▶ [Exercise directions] Because only the text is wanted, repeat the records below exactly and omit the pictures.

[Opening Information shown section]

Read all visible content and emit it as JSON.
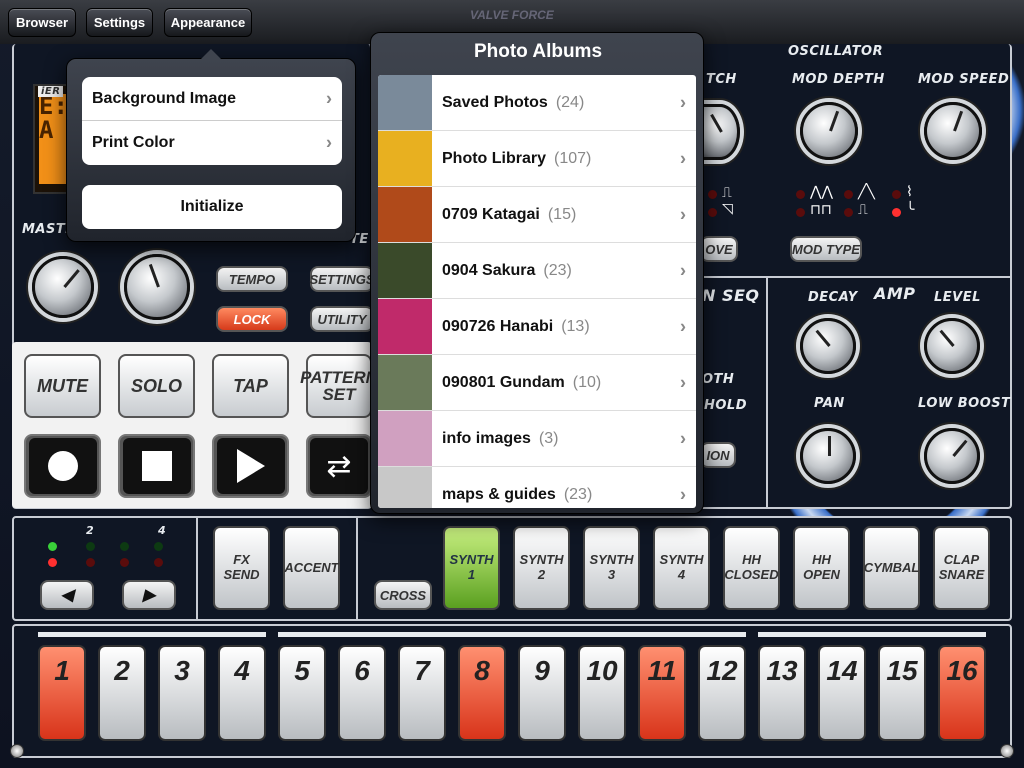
{
  "topbar": {
    "browser": "Browser",
    "settings": "Settings",
    "appearance": "Appearance"
  },
  "brand": "VALVE FORCE",
  "labels": {
    "oscillator": "OSCILLATOR",
    "mod_depth": "MOD DEPTH",
    "mod_speed": "MOD SPEED",
    "pitch": "TCH",
    "master": "MASTE",
    "amp": "AMP",
    "decay": "DECAY",
    "level": "LEVEL",
    "pan": "PAN",
    "low_boost": "LOW BOOST",
    "seq": "N SEQ",
    "oth": "OTH",
    "hold": "HOLD",
    "ove": "OVE",
    "ion": "ION",
    "te": "TE",
    "ier": "iER"
  },
  "buttons": {
    "tempo": "TEMPO",
    "lock": "LOCK",
    "settings": "SETTINGS",
    "utility": "UTILITY",
    "mute": "MUTE",
    "solo": "SOLO",
    "tap": "TAP",
    "pattern_set": "PATTERN SET",
    "mod_type": "MOD TYPE",
    "cross": "CROSS",
    "fx_send": "FX\nSEND",
    "accent": "ACCENT"
  },
  "lcd": "E:\nA",
  "track_numbers": [
    "2",
    "4"
  ],
  "instruments": [
    {
      "label": "SYNTH\n1",
      "active": true
    },
    {
      "label": "SYNTH\n2",
      "active": false
    },
    {
      "label": "SYNTH\n3",
      "active": false
    },
    {
      "label": "SYNTH\n4",
      "active": false
    },
    {
      "label": "HH\nCLOSED",
      "active": false
    },
    {
      "label": "HH\nOPEN",
      "active": false
    },
    {
      "label": "CYMBAL",
      "active": false
    },
    {
      "label": "CLAP\nSNARE",
      "active": false
    }
  ],
  "steps": [
    {
      "n": "1",
      "on": true
    },
    {
      "n": "2",
      "on": false
    },
    {
      "n": "3",
      "on": false
    },
    {
      "n": "4",
      "on": false
    },
    {
      "n": "5",
      "on": false
    },
    {
      "n": "6",
      "on": false
    },
    {
      "n": "7",
      "on": false
    },
    {
      "n": "8",
      "on": true
    },
    {
      "n": "9",
      "on": false
    },
    {
      "n": "10",
      "on": false
    },
    {
      "n": "11",
      "on": true
    },
    {
      "n": "12",
      "on": false
    },
    {
      "n": "13",
      "on": false
    },
    {
      "n": "14",
      "on": false
    },
    {
      "n": "15",
      "on": false
    },
    {
      "n": "16",
      "on": true
    }
  ],
  "appearance_menu": {
    "background_image": "Background Image",
    "print_color": "Print Color",
    "initialize": "Initialize"
  },
  "albums_popover": {
    "title": "Photo Albums",
    "albums": [
      {
        "name": "Saved Photos",
        "count": "(24)",
        "thumb": "#7a8a9a"
      },
      {
        "name": "Photo Library",
        "count": "(107)",
        "thumb": "#e8b020"
      },
      {
        "name": "0709 Katagai",
        "count": "(15)",
        "thumb": "#b04a1a"
      },
      {
        "name": "0904 Sakura",
        "count": "(23)",
        "thumb": "#3a4a2a"
      },
      {
        "name": "090726 Hanabi",
        "count": "(13)",
        "thumb": "#c02a6a"
      },
      {
        "name": "090801 Gundam",
        "count": "(10)",
        "thumb": "#6a7a5a"
      },
      {
        "name": "info images",
        "count": "(3)",
        "thumb": "#d0a0c0"
      },
      {
        "name": "maps & guides",
        "count": "(23)",
        "thumb": "#c8c8c8"
      }
    ]
  }
}
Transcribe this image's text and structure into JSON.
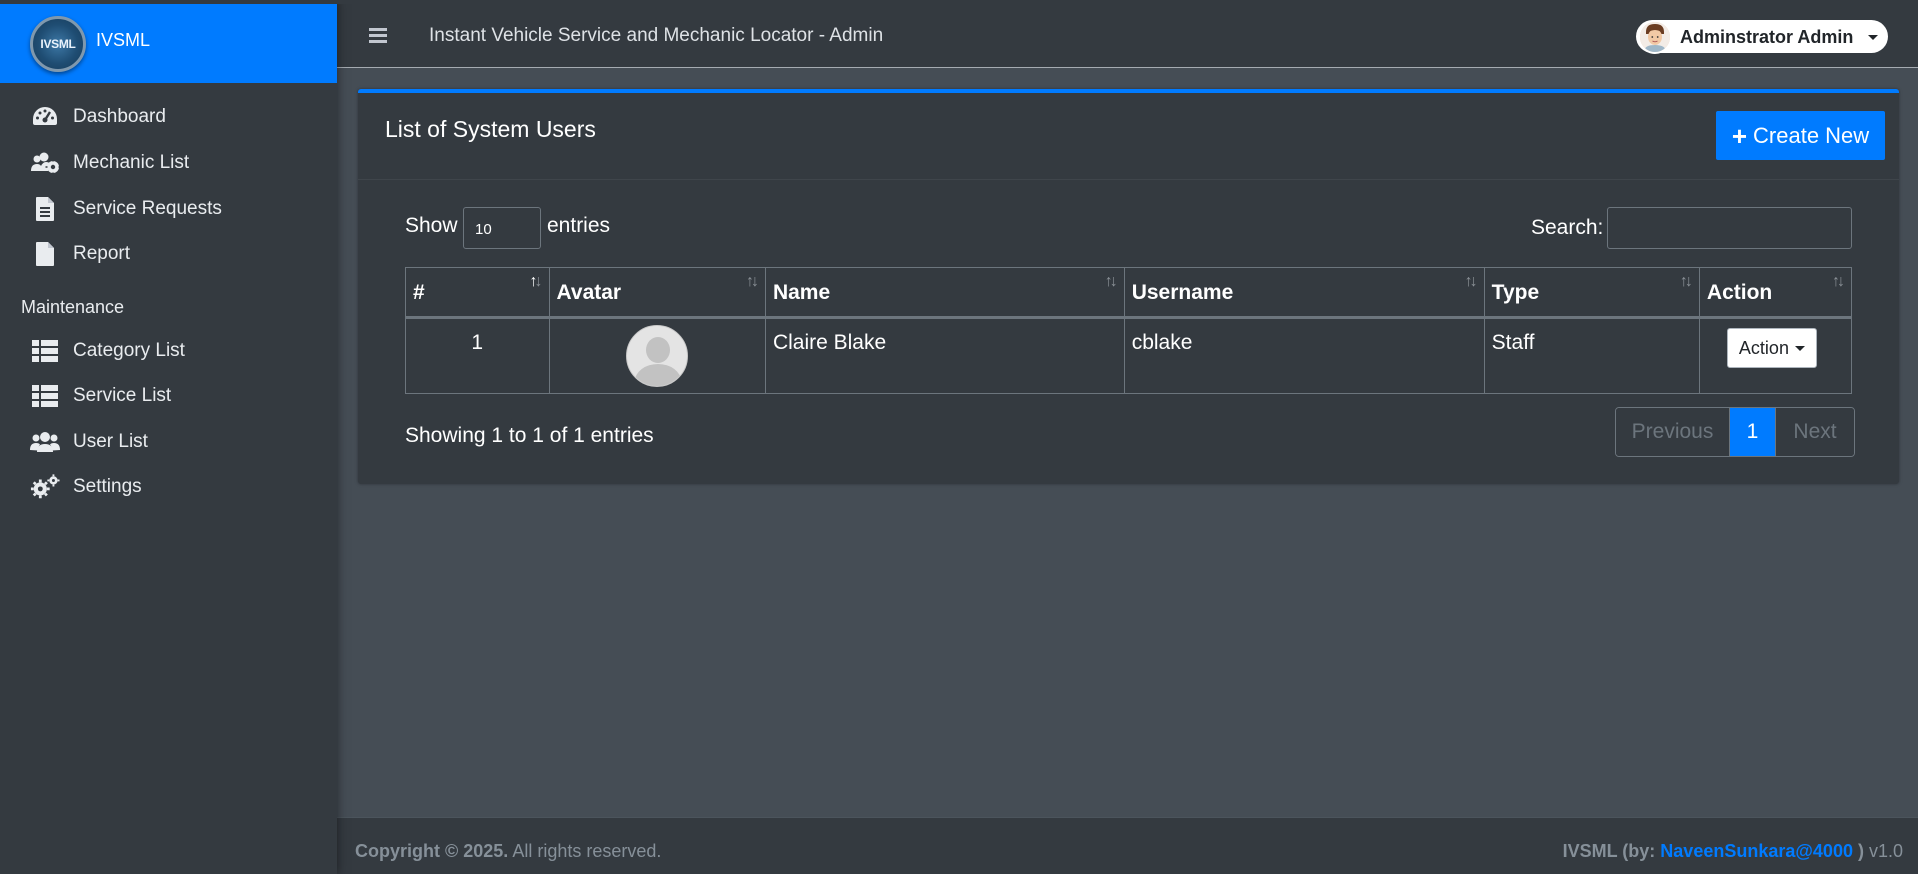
{
  "brand": {
    "logo_text": "IVSML",
    "name": "IVSML"
  },
  "sidebar": {
    "items": [
      {
        "label": "Dashboard",
        "icon": "tachometer-icon"
      },
      {
        "label": "Mechanic List",
        "icon": "users-cog-icon"
      },
      {
        "label": "Service Requests",
        "icon": "file-list-icon"
      },
      {
        "label": "Report",
        "icon": "file-icon"
      }
    ],
    "section_header": "Maintenance",
    "maintenance_items": [
      {
        "label": "Category List",
        "icon": "table-list-icon"
      },
      {
        "label": "Service List",
        "icon": "table-list-icon"
      },
      {
        "label": "User List",
        "icon": "users-icon"
      },
      {
        "label": "Settings",
        "icon": "cogs-icon"
      }
    ]
  },
  "header": {
    "title": "Instant Vehicle Service and Mechanic Locator - Admin",
    "user_name": "Adminstrator Admin"
  },
  "card": {
    "title": "List of System Users",
    "create_button": "Create New"
  },
  "datatable": {
    "show_label": "Show",
    "entries_value": "10",
    "entries_label": "entries",
    "search_label": "Search:",
    "search_value": "",
    "columns": [
      "#",
      "Avatar",
      "Name",
      "Username",
      "Type",
      "Action"
    ],
    "rows": [
      {
        "num": "1",
        "name": "Claire Blake",
        "username": "cblake",
        "type": "Staff",
        "action": "Action"
      }
    ],
    "info": "Showing 1 to 1 of 1 entries",
    "pagination": {
      "previous": "Previous",
      "current": "1",
      "next": "Next"
    }
  },
  "footer": {
    "copyright": "Copyright © 2025.",
    "rights": " All rights reserved.",
    "right_prefix": "IVSML (by: ",
    "author": "NaveenSunkara@4000",
    "right_suffix": " )",
    "version": " v1.0"
  },
  "colors": {
    "accent": "#007bff",
    "sidebar_bg": "#343a40",
    "content_bg": "#454d55"
  }
}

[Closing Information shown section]

▶ [Reply to the exercise]
Read all visible content and emit it as JSON.
{
  "topbar": {
    "browser": "Browser",
    "settings": "Settings",
    "appearance": "Appearance"
  },
  "brand": "VALVE FORCE",
  "labels": {
    "oscillator": "OSCILLATOR",
    "mod_depth": "MOD DEPTH",
    "mod_speed": "MOD SPEED",
    "pitch": "TCH",
    "master": "MASTE",
    "amp": "AMP",
    "decay": "DECAY",
    "level": "LEVEL",
    "pan": "PAN",
    "low_boost": "LOW BOOST",
    "seq": "N SEQ",
    "oth": "OTH",
    "hold": "HOLD",
    "ove": "OVE",
    "ion": "ION",
    "te": "TE",
    "ier": "iER"
  },
  "buttons": {
    "tempo": "TEMPO",
    "lock": "LOCK",
    "settings": "SETTINGS",
    "utility": "UTILITY",
    "mute": "MUTE",
    "solo": "SOLO",
    "tap": "TAP",
    "pattern_set": "PATTERN SET",
    "mod_type": "MOD TYPE",
    "cross": "CROSS",
    "fx_send": "FX\nSEND",
    "accent": "ACCENT"
  },
  "lcd": "E:\nA",
  "track_numbers": [
    "2",
    "4"
  ],
  "instruments": [
    {
      "label": "SYNTH\n1",
      "active": true
    },
    {
      "label": "SYNTH\n2",
      "active": false
    },
    {
      "label": "SYNTH\n3",
      "active": false
    },
    {
      "label": "SYNTH\n4",
      "active": false
    },
    {
      "label": "HH\nCLOSED",
      "active": false
    },
    {
      "label": "HH\nOPEN",
      "active": false
    },
    {
      "label": "CYMBAL",
      "active": false
    },
    {
      "label": "CLAP\nSNARE",
      "active": false
    }
  ],
  "steps": [
    {
      "n": "1",
      "on": true
    },
    {
      "n": "2",
      "on": false
    },
    {
      "n": "3",
      "on": false
    },
    {
      "n": "4",
      "on": false
    },
    {
      "n": "5",
      "on": false
    },
    {
      "n": "6",
      "on": false
    },
    {
      "n": "7",
      "on": false
    },
    {
      "n": "8",
      "on": true
    },
    {
      "n": "9",
      "on": false
    },
    {
      "n": "10",
      "on": false
    },
    {
      "n": "11",
      "on": true
    },
    {
      "n": "12",
      "on": false
    },
    {
      "n": "13",
      "on": false
    },
    {
      "n": "14",
      "on": false
    },
    {
      "n": "15",
      "on": false
    },
    {
      "n": "16",
      "on": true
    }
  ],
  "appearance_menu": {
    "background_image": "Background Image",
    "print_color": "Print Color",
    "initialize": "Initialize"
  },
  "albums_popover": {
    "title": "Photo Albums",
    "albums": [
      {
        "name": "Saved Photos",
        "count": "(24)",
        "thumb": "#7a8a9a"
      },
      {
        "name": "Photo Library",
        "count": "(107)",
        "thumb": "#e8b020"
      },
      {
        "name": "0709 Katagai",
        "count": "(15)",
        "thumb": "#b04a1a"
      },
      {
        "name": "0904 Sakura",
        "count": "(23)",
        "thumb": "#3a4a2a"
      },
      {
        "name": "090726 Hanabi",
        "count": "(13)",
        "thumb": "#c02a6a"
      },
      {
        "name": "090801 Gundam",
        "count": "(10)",
        "thumb": "#6a7a5a"
      },
      {
        "name": "info images",
        "count": "(3)",
        "thumb": "#d0a0c0"
      },
      {
        "name": "maps & guides",
        "count": "(23)",
        "thumb": "#c8c8c8"
      }
    ]
  }
}
Transcribe this image's text and structure into JSON.
{
  "brand": {
    "logo_text": "IVSML",
    "name": "IVSML"
  },
  "sidebar": {
    "items": [
      {
        "label": "Dashboard",
        "icon": "tachometer-icon"
      },
      {
        "label": "Mechanic List",
        "icon": "users-cog-icon"
      },
      {
        "label": "Service Requests",
        "icon": "file-list-icon"
      },
      {
        "label": "Report",
        "icon": "file-icon"
      }
    ],
    "section_header": "Maintenance",
    "maintenance_items": [
      {
        "label": "Category List",
        "icon": "table-list-icon"
      },
      {
        "label": "Service List",
        "icon": "table-list-icon"
      },
      {
        "label": "User List",
        "icon": "users-icon"
      },
      {
        "label": "Settings",
        "icon": "cogs-icon"
      }
    ]
  },
  "header": {
    "title": "Instant Vehicle Service and Mechanic Locator - Admin",
    "user_name": "Adminstrator Admin"
  },
  "card": {
    "title": "List of System Users",
    "create_button": "Create New"
  },
  "datatable": {
    "show_label": "Show",
    "entries_value": "10",
    "entries_label": "entries",
    "search_label": "Search:",
    "search_value": "",
    "columns": [
      "#",
      "Avatar",
      "Name",
      "Username",
      "Type",
      "Action"
    ],
    "rows": [
      {
        "num": "1",
        "name": "Claire Blake",
        "username": "cblake",
        "type": "Staff",
        "action": "Action"
      }
    ],
    "info": "Showing 1 to 1 of 1 entries",
    "pagination": {
      "previous": "Previous",
      "current": "1",
      "next": "Next"
    }
  },
  "footer": {
    "copyright": "Copyright © 2025.",
    "rights": " All rights reserved.",
    "right_prefix": "IVSML (by: ",
    "author": "NaveenSunkara@4000",
    "right_suffix": " )",
    "version": " v1.0"
  },
  "colors": {
    "accent": "#007bff",
    "sidebar_bg": "#343a40",
    "content_bg": "#454d55"
  }
}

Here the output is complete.